What Mom never told you about manufacturing careers

By Susan Pohorski

If you grew up in the 1970s you probably thought manufacturing was dirty, dumb and dangerous. Your mom probably didn’t encourage you to follow that career path. “Go to law school. Get an MBA. Become a doctor or marry a doctor,” was probably her advice. That was then, this is now. 

Today, manufacturing is high tech, high skill, safe and clean. Not only that, you can make an average of $53,000 per year working in industry. Don’t be that mom. Tell your kids there are some great careers in manufacturing and you can get there pretty quickly without a lot of student loan debt. 

This month, Wisconsin employers are throwing open their doors and inviting young people to see for themselves what today’s manufacturing environment and opportunities are like. School groups will take part in some of the activities, but if your student doesn’t have that option, you can create it for them. Check out Wisconsin Manufacturing Month events in your area. 

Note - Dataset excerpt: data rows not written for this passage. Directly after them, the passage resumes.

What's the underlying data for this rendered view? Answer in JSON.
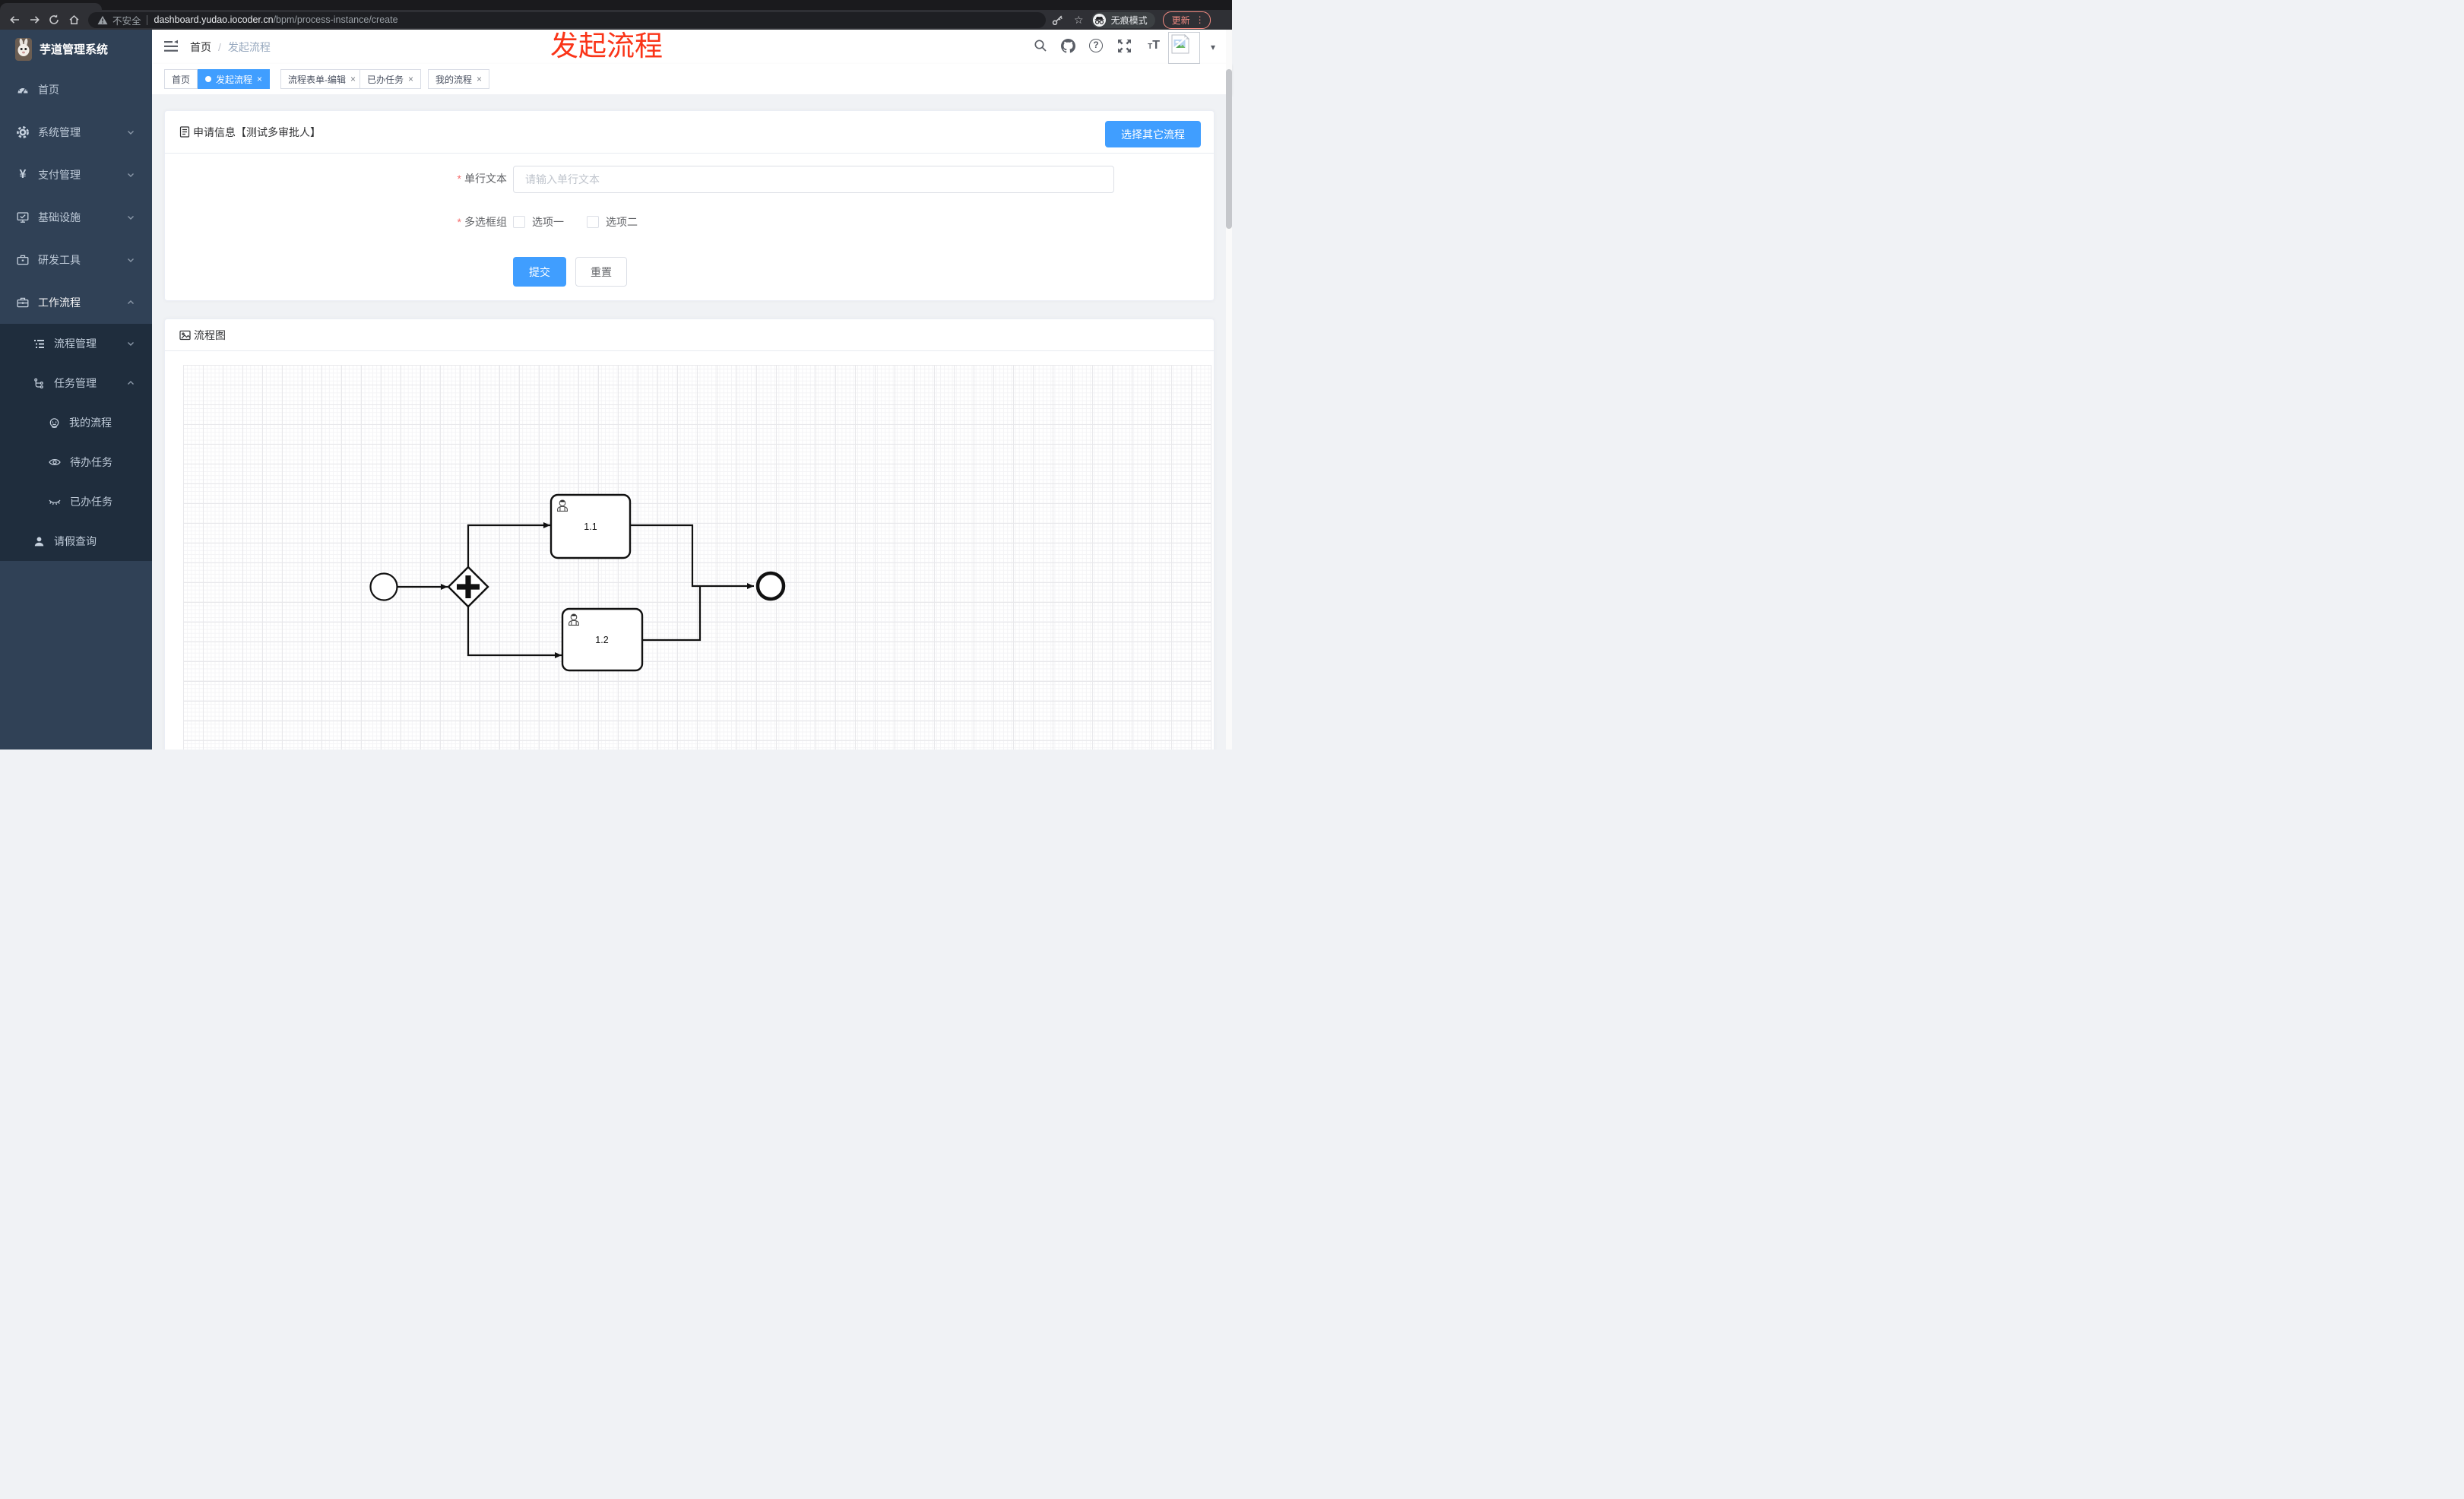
{
  "browser": {
    "security_label": "不安全",
    "url_host": "dashboard.yudao.iocoder.cn",
    "url_path": "/bpm/process-instance/create",
    "incognito_label": "无痕模式",
    "update_label": "更新"
  },
  "ui": {
    "close_glyph": "×",
    "dots_glyph": "⋮",
    "star_glyph": "☆",
    "caret_glyph": "▾",
    "breadcrumb_separator": "/",
    "required_glyph": "*",
    "question_glyph": "?",
    "yen_glyph": "¥",
    "font_glyph": "T"
  },
  "sidebar": {
    "app_title": "芋道管理系统",
    "items": [
      {
        "label": "首页",
        "icon": "dashboard-icon",
        "level": 1
      },
      {
        "label": "系统管理",
        "icon": "gear-icon",
        "level": 1,
        "arrow": "down"
      },
      {
        "label": "支付管理",
        "icon": "yen-icon",
        "level": 1,
        "arrow": "down"
      },
      {
        "label": "基础设施",
        "icon": "monitor-icon",
        "level": 1,
        "arrow": "down"
      },
      {
        "label": "研发工具",
        "icon": "toolbox-icon",
        "level": 1,
        "arrow": "down"
      },
      {
        "label": "工作流程",
        "icon": "briefcase-icon",
        "level": 1,
        "arrow": "up",
        "active": true
      },
      {
        "label": "流程管理",
        "icon": "list-tree-icon",
        "level": 2,
        "arrow": "down"
      },
      {
        "label": "任务管理",
        "icon": "tree-icon",
        "level": 2,
        "arrow": "up"
      },
      {
        "label": "我的流程",
        "icon": "face-icon",
        "level": 3
      },
      {
        "label": "待办任务",
        "icon": "eye-icon",
        "level": 3
      },
      {
        "label": "已办任务",
        "icon": "eye-closed-icon",
        "level": 3
      },
      {
        "label": "请假查询",
        "icon": "user-icon",
        "level": 2
      }
    ]
  },
  "header": {
    "breadcrumb": [
      "首页",
      "发起流程"
    ],
    "icons": [
      "search-icon",
      "github-icon",
      "question-icon",
      "fullscreen-icon",
      "font-size-icon"
    ]
  },
  "tabs": [
    {
      "label": "首页",
      "active": false,
      "closable": false
    },
    {
      "label": "发起流程",
      "active": true,
      "closable": true
    },
    {
      "label": "流程表单-编辑",
      "active": false,
      "closable": true
    },
    {
      "label": "已办任务",
      "active": false,
      "closable": true
    },
    {
      "label": "我的流程",
      "active": false,
      "closable": true
    }
  ],
  "annotation": {
    "text": "发起流程"
  },
  "form_card": {
    "title": "申请信息【测试多审批人】",
    "action_button": "选择其它流程",
    "fields": [
      {
        "label": "单行文本",
        "required": true,
        "type": "input",
        "placeholder": "请输入单行文本",
        "value": ""
      },
      {
        "label": "多选框组",
        "required": true,
        "type": "checkbox-group",
        "options": [
          {
            "label": "选项一",
            "checked": false
          },
          {
            "label": "选项二",
            "checked": false
          }
        ]
      }
    ],
    "submit_label": "提交",
    "reset_label": "重置"
  },
  "diagram_card": {
    "title": "流程图",
    "nodes": [
      {
        "type": "start-event"
      },
      {
        "type": "parallel-gateway"
      },
      {
        "type": "user-task",
        "label": "1.1"
      },
      {
        "type": "user-task",
        "label": "1.2"
      },
      {
        "type": "end-event"
      }
    ]
  },
  "colors": {
    "accent": "#409eff",
    "annotation_red": "#fa3418",
    "sidebar_bg": "#304156",
    "submenu_bg": "#1f2d3d"
  }
}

For example TLX Technologies in Pewaukee will offer presentations, tours and hands-on demonstrations. Caterpillar is offering events in several locations showcasing careers in both skilled and professional fields. At Graphics System Corp. of Menomonee Falls students can explore 3-D printing and OEM Fabricators, Inc. will offer public tours at their Woodville facility.

Young students watch welder.The technical colleges are also hosting Manufacturing Month events. Nicolet College, Northcentral and Mid-state Technical Colleges will participate in the 3rd Annual Heavy Metal Tour for eighth graders and their parents on Wednesday, Oct. 8. Contact your local college to find out what is happening there.

Top in-demand career fields in manufacturing include: machinist, maintenance technician, safety specialist and machine operator. Wisconsin’s technical colleges offer certificates, diplomas and degrees in these fields with programs shaped by local employers. The technical colleges are also hosting Manufacturing Month events. Check with your local college to find out more. 

Early exposure to these career opportunities can give students the motivation to gain skills in science, technology and math. Putting these skills in context helps motivate learning. Showing students why they need to learn science, technology and math can make a difference. 

"Middle school, that's where we need to catch them," Ginger Wange, Science and Technology Development Manager at Twin Cities Public Television, told attendees at the Women in Manufacturing Summit. 

Take a look at modern manufacturing with your student during Manufacturing Month. Your kids will thank you later. 

 

Add new comment